How to complete this task. Tally the lines below that contain the word "diam", then give the tally and nothing more.

Extracted material.
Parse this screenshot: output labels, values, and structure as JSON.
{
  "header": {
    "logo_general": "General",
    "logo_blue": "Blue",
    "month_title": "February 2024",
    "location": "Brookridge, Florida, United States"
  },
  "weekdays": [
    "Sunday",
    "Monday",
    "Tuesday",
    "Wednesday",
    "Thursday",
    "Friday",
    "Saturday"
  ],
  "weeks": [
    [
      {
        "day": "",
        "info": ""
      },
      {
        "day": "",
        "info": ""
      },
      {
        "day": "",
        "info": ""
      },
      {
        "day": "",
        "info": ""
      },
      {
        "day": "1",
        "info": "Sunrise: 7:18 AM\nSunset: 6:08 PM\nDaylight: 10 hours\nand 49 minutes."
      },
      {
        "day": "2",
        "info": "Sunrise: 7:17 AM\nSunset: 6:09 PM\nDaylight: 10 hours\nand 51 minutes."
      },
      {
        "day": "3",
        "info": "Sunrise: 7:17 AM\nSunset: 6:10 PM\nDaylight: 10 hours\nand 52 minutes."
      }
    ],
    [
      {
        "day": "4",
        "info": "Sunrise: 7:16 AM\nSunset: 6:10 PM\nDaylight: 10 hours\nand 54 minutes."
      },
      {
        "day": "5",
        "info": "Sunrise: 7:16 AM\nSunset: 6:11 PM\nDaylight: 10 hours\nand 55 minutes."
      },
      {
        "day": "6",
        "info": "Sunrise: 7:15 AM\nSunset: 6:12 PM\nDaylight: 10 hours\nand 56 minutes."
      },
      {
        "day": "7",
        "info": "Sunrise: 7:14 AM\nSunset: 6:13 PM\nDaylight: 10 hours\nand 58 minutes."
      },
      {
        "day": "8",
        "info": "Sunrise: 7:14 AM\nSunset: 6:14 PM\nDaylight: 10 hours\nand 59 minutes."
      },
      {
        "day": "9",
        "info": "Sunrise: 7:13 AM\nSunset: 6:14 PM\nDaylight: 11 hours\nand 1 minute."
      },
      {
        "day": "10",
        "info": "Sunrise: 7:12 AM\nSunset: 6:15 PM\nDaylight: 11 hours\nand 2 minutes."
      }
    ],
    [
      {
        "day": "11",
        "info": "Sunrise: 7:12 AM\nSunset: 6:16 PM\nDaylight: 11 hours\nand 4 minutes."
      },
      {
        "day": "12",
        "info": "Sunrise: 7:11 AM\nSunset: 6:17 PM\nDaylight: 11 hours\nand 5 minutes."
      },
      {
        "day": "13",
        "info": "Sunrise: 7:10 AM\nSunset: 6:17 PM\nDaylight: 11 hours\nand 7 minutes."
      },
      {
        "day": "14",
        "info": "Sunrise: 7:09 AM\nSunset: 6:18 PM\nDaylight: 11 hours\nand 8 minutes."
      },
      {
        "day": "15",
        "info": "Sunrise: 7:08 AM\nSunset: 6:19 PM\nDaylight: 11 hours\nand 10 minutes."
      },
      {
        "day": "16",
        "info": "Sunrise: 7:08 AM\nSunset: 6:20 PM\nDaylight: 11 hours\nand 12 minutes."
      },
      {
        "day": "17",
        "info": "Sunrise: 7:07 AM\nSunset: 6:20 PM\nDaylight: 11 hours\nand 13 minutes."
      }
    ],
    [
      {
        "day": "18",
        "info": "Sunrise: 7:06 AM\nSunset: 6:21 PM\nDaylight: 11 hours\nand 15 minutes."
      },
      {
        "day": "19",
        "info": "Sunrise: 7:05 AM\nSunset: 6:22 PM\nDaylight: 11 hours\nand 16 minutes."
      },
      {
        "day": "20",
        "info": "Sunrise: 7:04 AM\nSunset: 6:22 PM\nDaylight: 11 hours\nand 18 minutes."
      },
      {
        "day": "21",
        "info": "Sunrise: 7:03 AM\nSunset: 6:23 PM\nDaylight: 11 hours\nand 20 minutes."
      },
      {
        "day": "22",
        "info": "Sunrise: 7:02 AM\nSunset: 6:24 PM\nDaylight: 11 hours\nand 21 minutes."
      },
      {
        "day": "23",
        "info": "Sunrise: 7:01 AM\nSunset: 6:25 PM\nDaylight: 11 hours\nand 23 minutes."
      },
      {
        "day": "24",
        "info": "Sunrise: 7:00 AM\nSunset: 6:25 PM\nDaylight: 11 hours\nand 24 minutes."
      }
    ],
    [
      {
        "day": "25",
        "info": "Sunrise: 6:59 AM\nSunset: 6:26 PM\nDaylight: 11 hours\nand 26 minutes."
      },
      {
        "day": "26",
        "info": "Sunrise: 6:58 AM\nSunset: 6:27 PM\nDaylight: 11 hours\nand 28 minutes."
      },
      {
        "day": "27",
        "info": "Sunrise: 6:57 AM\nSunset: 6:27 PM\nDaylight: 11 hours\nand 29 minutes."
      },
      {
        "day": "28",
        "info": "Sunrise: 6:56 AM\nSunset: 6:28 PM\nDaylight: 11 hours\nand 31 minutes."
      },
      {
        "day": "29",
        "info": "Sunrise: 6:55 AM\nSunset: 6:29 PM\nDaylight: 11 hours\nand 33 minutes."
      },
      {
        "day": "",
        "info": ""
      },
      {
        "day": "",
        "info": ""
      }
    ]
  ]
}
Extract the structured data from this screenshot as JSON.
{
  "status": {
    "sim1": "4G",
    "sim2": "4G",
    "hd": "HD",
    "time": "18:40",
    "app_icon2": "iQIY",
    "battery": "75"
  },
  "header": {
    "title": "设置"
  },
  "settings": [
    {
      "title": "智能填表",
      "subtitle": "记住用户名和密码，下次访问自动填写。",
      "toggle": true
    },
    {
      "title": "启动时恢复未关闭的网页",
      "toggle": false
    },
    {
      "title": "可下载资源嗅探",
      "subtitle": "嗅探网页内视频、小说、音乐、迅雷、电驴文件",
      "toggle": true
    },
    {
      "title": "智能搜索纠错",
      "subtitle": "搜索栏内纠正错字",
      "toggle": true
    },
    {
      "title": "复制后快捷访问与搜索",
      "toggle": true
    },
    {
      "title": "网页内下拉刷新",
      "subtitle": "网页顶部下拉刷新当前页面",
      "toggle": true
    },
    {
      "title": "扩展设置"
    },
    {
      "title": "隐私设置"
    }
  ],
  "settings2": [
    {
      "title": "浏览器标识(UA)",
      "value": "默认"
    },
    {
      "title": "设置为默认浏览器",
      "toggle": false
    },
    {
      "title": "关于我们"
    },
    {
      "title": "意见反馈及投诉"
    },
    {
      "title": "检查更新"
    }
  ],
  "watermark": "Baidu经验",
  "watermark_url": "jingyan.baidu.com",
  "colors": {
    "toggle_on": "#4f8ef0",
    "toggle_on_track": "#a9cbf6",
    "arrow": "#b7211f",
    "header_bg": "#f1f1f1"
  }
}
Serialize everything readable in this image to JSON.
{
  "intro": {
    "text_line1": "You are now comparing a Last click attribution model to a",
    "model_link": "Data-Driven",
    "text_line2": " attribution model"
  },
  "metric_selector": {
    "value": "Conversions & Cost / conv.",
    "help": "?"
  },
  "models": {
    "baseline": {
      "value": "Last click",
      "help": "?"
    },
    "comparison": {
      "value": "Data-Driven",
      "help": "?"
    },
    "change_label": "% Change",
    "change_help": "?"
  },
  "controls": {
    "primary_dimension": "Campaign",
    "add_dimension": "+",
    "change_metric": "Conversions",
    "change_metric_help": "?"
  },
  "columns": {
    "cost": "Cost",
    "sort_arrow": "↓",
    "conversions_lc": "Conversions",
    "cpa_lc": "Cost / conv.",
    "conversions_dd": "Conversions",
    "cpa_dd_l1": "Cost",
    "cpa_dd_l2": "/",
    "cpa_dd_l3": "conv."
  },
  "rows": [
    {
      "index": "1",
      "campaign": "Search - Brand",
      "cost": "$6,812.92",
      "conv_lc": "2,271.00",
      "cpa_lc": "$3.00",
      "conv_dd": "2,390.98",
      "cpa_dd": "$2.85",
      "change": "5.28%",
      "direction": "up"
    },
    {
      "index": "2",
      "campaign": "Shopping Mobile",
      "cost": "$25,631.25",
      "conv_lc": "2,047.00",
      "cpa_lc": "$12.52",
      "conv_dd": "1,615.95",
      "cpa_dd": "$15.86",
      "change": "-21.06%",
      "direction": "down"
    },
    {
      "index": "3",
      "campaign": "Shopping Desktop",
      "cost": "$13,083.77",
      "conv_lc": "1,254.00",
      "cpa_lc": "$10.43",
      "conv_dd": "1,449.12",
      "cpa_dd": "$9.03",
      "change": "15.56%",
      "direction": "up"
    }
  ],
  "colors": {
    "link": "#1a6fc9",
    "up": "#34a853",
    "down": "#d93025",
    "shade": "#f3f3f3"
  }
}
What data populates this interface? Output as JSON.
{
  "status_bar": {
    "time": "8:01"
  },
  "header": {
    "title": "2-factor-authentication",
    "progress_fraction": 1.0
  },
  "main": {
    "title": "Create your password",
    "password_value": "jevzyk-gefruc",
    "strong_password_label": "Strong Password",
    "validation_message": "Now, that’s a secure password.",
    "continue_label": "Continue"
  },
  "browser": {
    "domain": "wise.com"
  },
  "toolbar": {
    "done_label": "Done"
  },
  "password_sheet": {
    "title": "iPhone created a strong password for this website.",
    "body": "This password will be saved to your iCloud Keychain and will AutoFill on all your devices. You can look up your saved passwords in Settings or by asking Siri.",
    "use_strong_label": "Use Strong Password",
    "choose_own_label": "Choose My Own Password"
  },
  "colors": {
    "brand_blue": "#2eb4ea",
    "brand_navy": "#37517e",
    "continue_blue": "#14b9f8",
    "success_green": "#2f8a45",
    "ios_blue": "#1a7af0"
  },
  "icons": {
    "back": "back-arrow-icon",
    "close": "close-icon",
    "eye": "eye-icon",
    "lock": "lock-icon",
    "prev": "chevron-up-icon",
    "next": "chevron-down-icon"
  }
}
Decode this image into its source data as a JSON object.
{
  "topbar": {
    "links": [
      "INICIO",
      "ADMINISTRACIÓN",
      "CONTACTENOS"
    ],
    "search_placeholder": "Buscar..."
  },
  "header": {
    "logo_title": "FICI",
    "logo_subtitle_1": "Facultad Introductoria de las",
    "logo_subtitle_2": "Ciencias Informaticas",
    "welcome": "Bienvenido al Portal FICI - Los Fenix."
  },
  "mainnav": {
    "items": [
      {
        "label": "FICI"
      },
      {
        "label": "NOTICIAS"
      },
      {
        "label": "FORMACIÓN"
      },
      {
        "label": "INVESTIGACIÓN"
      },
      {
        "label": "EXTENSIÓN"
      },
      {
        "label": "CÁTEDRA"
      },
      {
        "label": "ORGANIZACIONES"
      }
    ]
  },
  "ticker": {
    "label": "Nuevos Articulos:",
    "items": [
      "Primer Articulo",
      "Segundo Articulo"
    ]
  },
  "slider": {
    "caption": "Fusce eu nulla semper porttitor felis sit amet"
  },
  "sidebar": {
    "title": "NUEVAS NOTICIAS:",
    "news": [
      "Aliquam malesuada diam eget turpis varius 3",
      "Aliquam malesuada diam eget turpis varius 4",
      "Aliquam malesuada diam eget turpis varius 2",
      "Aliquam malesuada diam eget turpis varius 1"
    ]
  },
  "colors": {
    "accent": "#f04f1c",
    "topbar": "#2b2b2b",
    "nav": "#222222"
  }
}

Your solution. 4